***** DATA EXCERPTS *****

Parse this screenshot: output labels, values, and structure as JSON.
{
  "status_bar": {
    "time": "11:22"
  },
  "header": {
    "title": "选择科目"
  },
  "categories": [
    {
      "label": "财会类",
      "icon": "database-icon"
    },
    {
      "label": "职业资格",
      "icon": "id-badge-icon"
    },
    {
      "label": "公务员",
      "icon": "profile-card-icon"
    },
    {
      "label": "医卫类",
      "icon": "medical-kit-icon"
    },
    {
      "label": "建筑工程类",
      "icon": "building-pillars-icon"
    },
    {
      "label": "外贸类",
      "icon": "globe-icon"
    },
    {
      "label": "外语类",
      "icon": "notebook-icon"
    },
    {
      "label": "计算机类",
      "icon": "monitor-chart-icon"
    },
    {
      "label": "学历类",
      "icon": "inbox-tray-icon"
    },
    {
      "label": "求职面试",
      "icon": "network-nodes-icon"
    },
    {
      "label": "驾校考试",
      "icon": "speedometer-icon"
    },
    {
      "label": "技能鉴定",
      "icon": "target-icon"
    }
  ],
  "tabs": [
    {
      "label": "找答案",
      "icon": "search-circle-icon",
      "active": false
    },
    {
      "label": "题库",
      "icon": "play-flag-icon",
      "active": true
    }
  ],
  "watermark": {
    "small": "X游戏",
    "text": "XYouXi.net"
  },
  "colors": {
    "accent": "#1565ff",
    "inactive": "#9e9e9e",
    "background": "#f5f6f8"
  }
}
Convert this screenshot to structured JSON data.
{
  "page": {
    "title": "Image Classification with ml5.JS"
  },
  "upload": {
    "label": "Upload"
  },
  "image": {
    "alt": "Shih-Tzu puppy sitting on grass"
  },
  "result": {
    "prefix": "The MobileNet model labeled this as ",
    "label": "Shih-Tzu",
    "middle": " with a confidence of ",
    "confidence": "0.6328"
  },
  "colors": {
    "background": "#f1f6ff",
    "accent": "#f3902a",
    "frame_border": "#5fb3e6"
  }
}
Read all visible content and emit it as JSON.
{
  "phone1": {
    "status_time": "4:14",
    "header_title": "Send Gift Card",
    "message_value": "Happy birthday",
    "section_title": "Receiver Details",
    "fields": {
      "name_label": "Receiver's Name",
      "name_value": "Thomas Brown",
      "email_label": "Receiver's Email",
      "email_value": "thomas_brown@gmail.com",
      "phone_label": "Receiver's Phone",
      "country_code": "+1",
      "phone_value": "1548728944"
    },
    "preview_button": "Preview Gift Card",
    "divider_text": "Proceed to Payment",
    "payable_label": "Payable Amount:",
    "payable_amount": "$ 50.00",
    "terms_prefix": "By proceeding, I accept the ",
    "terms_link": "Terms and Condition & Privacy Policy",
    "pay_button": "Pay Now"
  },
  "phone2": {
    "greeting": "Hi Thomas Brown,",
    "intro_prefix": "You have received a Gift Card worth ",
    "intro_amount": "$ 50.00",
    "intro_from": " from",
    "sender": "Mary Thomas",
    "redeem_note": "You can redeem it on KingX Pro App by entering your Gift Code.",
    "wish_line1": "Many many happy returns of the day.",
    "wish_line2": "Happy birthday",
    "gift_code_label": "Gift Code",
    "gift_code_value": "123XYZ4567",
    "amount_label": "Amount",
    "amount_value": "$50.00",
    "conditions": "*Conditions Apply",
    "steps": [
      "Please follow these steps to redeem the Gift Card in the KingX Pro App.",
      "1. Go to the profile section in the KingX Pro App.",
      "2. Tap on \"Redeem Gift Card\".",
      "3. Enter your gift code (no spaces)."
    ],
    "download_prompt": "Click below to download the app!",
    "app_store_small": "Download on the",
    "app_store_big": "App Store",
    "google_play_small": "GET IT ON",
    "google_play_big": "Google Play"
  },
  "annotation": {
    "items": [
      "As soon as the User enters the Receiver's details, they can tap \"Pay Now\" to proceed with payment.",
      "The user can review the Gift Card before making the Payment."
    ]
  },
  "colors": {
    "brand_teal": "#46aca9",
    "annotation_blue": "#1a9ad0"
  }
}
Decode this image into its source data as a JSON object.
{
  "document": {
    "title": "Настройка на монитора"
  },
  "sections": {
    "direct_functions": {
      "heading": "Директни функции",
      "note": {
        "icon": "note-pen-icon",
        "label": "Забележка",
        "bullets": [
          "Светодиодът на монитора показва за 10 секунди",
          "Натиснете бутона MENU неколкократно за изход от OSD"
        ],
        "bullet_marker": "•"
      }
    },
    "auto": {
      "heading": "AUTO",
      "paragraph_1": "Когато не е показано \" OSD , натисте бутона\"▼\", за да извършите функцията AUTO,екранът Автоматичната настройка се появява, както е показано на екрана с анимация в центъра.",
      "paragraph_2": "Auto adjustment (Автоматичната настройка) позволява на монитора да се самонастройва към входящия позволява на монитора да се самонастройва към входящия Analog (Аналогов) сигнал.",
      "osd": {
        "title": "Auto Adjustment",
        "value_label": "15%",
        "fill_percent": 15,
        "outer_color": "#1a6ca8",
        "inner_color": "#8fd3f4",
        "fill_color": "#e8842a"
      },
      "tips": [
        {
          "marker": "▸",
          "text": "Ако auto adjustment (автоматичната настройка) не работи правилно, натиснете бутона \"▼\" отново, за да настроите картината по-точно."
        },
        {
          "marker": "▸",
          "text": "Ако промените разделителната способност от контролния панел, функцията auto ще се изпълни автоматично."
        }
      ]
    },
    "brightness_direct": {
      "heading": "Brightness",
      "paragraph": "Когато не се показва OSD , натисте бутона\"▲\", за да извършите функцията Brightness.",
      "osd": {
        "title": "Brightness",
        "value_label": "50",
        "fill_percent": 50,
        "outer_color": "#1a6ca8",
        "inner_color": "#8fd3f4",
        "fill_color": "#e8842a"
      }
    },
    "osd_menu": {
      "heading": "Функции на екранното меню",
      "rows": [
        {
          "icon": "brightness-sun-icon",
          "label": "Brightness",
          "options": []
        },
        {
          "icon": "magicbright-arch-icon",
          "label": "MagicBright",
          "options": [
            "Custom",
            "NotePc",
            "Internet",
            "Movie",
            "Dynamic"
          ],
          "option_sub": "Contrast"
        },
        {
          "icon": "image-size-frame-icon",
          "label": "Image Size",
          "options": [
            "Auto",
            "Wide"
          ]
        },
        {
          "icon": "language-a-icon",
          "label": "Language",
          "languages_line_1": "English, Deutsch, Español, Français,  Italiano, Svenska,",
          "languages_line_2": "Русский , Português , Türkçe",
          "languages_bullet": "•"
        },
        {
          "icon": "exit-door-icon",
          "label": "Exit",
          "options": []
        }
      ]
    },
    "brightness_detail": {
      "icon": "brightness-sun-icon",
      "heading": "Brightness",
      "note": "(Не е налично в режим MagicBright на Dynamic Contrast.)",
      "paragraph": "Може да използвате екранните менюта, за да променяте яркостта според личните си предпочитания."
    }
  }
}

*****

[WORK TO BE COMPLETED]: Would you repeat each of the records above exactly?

[TASK ANSWER]:
Parse this screenshot: output labels, values, and structure as JSON.
{
  "status_bar": {
    "time": "11:22"
  },
  "header": {
    "title": "选择科目"
  },
  "categories": [
    {
      "label": "财会类",
      "icon": "database-icon"
    },
    {
      "label": "职业资格",
      "icon": "id-badge-icon"
    },
    {
      "label": "公务员",
      "icon": "profile-card-icon"
    },
    {
      "label": "医卫类",
      "icon": "medical-kit-icon"
    },
    {
      "label": "建筑工程类",
      "icon": "building-pillars-icon"
    },
    {
      "label": "外贸类",
      "icon": "globe-icon"
    },
    {
      "label": "外语类",
      "icon": "notebook-icon"
    },
    {
      "label": "计算机类",
      "icon": "monitor-chart-icon"
    },
    {
      "label": "学历类",
      "icon": "inbox-tray-icon"
    },
    {
      "label": "求职面试",
      "icon": "network-nodes-icon"
    },
    {
      "label": "驾校考试",
      "icon": "speedometer-icon"
    },
    {
      "label": "技能鉴定",
      "icon": "target-icon"
    }
  ],
  "tabs": [
    {
      "label": "找答案",
      "icon": "search-circle-icon",
      "active": false
    },
    {
      "label": "题库",
      "icon": "play-flag-icon",
      "active": true
    }
  ],
  "watermark": {
    "small": "X游戏",
    "text": "XYouXi.net"
  },
  "colors": {
    "accent": "#1565ff",
    "inactive": "#9e9e9e",
    "background": "#f5f6f8"
  }
}
Convert this screenshot to structured JSON data.
{
  "page": {
    "title": "Image Classification with ml5.JS"
  },
  "upload": {
    "label": "Upload"
  },
  "image": {
    "alt": "Shih-Tzu puppy sitting on grass"
  },
  "result": {
    "prefix": "The MobileNet model labeled this as ",
    "label": "Shih-Tzu",
    "middle": " with a confidence of ",
    "confidence": "0.6328"
  },
  "colors": {
    "background": "#f1f6ff",
    "accent": "#f3902a",
    "frame_border": "#5fb3e6"
  }
}
Read all visible content and emit it as JSON.
{
  "phone1": {
    "status_time": "4:14",
    "header_title": "Send Gift Card",
    "message_value": "Happy birthday",
    "section_title": "Receiver Details",
    "fields": {
      "name_label": "Receiver's Name",
      "name_value": "Thomas Brown",
      "email_label": "Receiver's Email",
      "email_value": "thomas_brown@gmail.com",
      "phone_label": "Receiver's Phone",
      "country_code": "+1",
      "phone_value": "1548728944"
    },
    "preview_button": "Preview Gift Card",
    "divider_text": "Proceed to Payment",
    "payable_label": "Payable Amount:",
    "payable_amount": "$ 50.00",
    "terms_prefix": "By proceeding, I accept the ",
    "terms_link": "Terms and Condition & Privacy Policy",
    "pay_button": "Pay Now"
  },
  "phone2": {
    "greeting": "Hi Thomas Brown,",
    "intro_prefix": "You have received a Gift Card worth ",
    "intro_amount": "$ 50.00",
    "intro_from": " from",
    "sender": "Mary Thomas",
    "redeem_note": "You can redeem it on KingX Pro App by entering your Gift Code.",
    "wish_line1": "Many many happy returns of the day.",
    "wish_line2": "Happy birthday",
    "gift_code_label": "Gift Code",
    "gift_code_value": "123XYZ4567",
    "amount_label": "Amount",
    "amount_value": "$50.00",
    "conditions": "*Conditions Apply",
    "steps": [
      "Please follow these steps to redeem the Gift Card in the KingX Pro App.",
      "1. Go to the profile section in the KingX Pro App.",
      "2. Tap on \"Redeem Gift Card\".",
      "3. Enter your gift code (no spaces)."
    ],
    "download_prompt": "Click below to download the app!",
    "app_store_small": "Download on the",
    "app_store_big": "App Store",
    "google_play_small": "GET IT ON",
    "google_play_big": "Google Play"
  },
  "annotation": {
    "items": [
      "As soon as the User enters the Receiver's details, they can tap \"Pay Now\" to proceed with payment.",
      "The user can review the Gift Card before making the Payment."
    ]
  },
  "colors": {
    "brand_teal": "#46aca9",
    "annotation_blue": "#1a9ad0"
  }
}
Decode this image into its source data as a JSON object.
{
  "document": {
    "title": "Настройка на монитора"
  },
  "sections": {
    "direct_functions": {
      "heading": "Директни функции",
      "note": {
        "icon": "note-pen-icon",
        "label": "Забележка",
        "bullets": [
          "Светодиодът на монитора показва за 10 секунди",
          "Натиснете бутона MENU неколкократно за изход от OSD"
        ],
        "bullet_marker": "•"
      }
    },
    "auto": {
      "heading": "AUTO",
      "paragraph_1": "Когато не е показано \" OSD , натисте бутона\"▼\", за да извършите функцията AUTO,екранът Автоматичната настройка се появява, както е показано на екрана с анимация в центъра.",
      "paragraph_2": "Auto adjustment (Автоматичната настройка) позволява на монитора да се самонастройва към входящия позволява на монитора да се самонастройва към входящия Analog (Аналогов) сигнал.",
      "osd": {
        "title": "Auto Adjustment",
        "value_label": "15%",
        "fill_percent": 15,
        "outer_color": "#1a6ca8",
        "inner_color": "#8fd3f4",
        "fill_color": "#e8842a"
      },
      "tips": [
        {
          "marker": "▸",
          "text": "Ако auto adjustment (автоматичната настройка) не работи правилно, натиснете бутона \"▼\" отново, за да настроите картината по-точно."
        },
        {
          "marker": "▸",
          "text": "Ако промените разделителната способност от контролния панел, функцията auto ще се изпълни автоматично."
        }
      ]
    },
    "brightness_direct": {
      "heading": "Brightness",
      "paragraph": "Когато не се показва OSD , натисте бутона\"▲\", за да извършите функцията Brightness.",
      "osd": {
        "title": "Brightness",
        "value_label": "50",
        "fill_percent": 50,
        "outer_color": "#1a6ca8",
        "inner_color": "#8fd3f4",
        "fill_color": "#e8842a"
      }
    },
    "osd_menu": {
      "heading": "Функции на екранното меню",
      "rows": [
        {
          "icon": "brightness-sun-icon",
          "label": "Brightness",
          "options": []
        },
        {
          "icon": "magicbright-arch-icon",
          "label": "MagicBright",
          "options": [
            "Custom",
            "NotePc",
            "Internet",
            "Movie",
            "Dynamic"
          ],
          "option_sub": "Contrast"
        },
        {
          "icon": "image-size-frame-icon",
          "label": "Image Size",
          "options": [
            "Auto",
            "Wide"
          ]
        },
        {
          "icon": "language-a-icon",
          "label": "Language",
          "languages_line_1": "English, Deutsch, Español, Français,  Italiano, Svenska,",
          "languages_line_2": "Русский , Português , Türkçe",
          "languages_bullet": "•"
        },
        {
          "icon": "exit-door-icon",
          "label": "Exit",
          "options": []
        }
      ]
    },
    "brightness_detail": {
      "icon": "brightness-sun-icon",
      "heading": "Brightness",
      "note": "(Не е налично в режим MagicBright на Dynamic Contrast.)",
      "paragraph": "Може да използвате екранните менюта, за да променяте яркостта според личните си предпочитания."
    }
  }
}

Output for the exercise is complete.